§ **Exercise input**:
^^^^^^^^^^^^^^^^

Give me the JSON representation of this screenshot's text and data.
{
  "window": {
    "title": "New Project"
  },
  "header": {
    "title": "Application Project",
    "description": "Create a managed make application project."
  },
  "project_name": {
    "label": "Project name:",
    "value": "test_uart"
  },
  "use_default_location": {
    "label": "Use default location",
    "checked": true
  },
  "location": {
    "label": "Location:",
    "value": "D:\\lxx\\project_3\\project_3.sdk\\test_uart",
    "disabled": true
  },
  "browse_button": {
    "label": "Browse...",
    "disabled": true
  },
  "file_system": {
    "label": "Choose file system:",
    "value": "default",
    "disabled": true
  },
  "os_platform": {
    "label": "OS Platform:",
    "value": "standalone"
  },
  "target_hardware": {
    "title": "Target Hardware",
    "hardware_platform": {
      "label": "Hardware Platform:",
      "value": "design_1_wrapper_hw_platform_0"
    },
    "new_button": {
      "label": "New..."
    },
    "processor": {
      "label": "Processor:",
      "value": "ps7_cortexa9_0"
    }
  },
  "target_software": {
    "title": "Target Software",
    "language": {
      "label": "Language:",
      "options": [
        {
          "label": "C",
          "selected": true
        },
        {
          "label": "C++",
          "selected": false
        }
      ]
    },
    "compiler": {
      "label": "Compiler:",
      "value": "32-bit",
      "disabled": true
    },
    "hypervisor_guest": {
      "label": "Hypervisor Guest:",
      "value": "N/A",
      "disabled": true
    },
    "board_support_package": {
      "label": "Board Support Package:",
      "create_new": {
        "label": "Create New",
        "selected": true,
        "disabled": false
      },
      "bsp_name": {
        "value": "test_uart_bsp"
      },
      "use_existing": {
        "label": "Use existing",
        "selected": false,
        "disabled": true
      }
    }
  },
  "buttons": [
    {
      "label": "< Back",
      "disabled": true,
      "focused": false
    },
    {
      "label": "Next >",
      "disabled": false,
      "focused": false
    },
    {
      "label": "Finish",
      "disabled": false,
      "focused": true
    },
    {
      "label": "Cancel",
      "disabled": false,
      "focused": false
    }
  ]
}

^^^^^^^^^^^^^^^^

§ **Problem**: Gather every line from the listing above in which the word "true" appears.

§ **Response to this task**:
    "checked": true
    "disabled": true
    "disabled": true
    "disabled": true
          "selected": true
      "disabled": true
      "disabled": true
        "selected": true,
        "disabled": true
      "disabled": true,
      "focused": true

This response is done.